On Presidential Marketing

It’s that time of year where American flags fly high and Facebook feeds flood with both positive and negative (educated and uneducated) comments about who will be the next leader of our country.  I really can’t imagine the pressure of being a political leader, or any celebrity figure for that matter; having your every word and action scrutinized by the nation- even across the world.  Not only are your political and moral stances judged, but your specific word choices, vocal tones and body language, the tie you wear, how much your wife spends on her wardrobe, how you raise your children, etc are being put under the media microscope.  People across the world are sitting in front of their televisions or radios, waiting to put you in a box.  Every single moment has an impact.

I would imagine that typically presidential candidates might be able to assuage their insecurities by knowing that while half of the country hates them, the other half loves them.  It’s almost expected that once you are in the Republican or Democratic box, you will be endeared by your political party.

What is peculiar about this year’s election is that while both candidates fit in their perspective boxes well enough, their parties aren’t particularly excited to associate with either box.  As one SNL skit jokes, “You can either stick with what’s been barely working, or take your chances with [Romney].”

This year, President Barack Obama and Governor Mitt Romney not only need to fight against their opposing party, but they also need to win over their own party.  It is especially important, as this season winds up, that every word and action these candidates make directly impact their personal brand as well as their party’s brand.  Like any marketing campaign, every word, color, style, sound, and movement either reinforces or negates their brand image. This is not a job for them to be themselves; rather it is a job for them to be their box.  It’s targeting on steroids- attempting to prove to their target that they still want this “product.”  For the next four years anyway.
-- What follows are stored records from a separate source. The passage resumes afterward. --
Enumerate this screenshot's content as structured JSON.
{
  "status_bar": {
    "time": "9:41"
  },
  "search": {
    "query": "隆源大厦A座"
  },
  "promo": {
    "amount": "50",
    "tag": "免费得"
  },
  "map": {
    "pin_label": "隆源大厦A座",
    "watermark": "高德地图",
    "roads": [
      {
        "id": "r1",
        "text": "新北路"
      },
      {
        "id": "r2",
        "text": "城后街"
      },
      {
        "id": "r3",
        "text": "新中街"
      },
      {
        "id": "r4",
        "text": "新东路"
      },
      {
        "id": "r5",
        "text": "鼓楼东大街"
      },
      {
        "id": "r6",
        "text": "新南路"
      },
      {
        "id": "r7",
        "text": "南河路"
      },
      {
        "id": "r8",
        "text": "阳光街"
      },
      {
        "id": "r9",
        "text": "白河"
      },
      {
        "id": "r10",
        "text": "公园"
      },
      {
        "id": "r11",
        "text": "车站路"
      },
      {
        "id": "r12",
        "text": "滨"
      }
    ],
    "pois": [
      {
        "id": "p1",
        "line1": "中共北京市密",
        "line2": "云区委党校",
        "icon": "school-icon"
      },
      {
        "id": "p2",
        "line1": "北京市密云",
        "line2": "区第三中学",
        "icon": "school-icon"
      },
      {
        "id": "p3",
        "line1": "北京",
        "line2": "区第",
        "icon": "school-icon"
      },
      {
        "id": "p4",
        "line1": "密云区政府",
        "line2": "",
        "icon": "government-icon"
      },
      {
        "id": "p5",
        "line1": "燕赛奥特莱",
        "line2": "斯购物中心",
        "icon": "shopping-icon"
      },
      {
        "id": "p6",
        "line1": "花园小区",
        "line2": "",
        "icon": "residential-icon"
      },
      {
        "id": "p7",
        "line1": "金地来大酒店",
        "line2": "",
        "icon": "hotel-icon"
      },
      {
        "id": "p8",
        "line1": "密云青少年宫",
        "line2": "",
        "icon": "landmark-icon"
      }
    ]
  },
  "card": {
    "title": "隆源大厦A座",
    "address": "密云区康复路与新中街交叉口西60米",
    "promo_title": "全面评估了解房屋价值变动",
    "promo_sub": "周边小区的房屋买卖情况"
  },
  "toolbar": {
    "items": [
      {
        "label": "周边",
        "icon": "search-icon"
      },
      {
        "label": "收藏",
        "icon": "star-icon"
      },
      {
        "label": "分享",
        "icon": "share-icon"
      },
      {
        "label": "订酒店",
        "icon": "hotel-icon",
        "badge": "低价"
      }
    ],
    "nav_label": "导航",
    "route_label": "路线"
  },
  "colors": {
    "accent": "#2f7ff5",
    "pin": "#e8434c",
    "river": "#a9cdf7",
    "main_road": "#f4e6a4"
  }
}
Which box do you fit in? Take this quiz and find out.

Mood: Un-convinced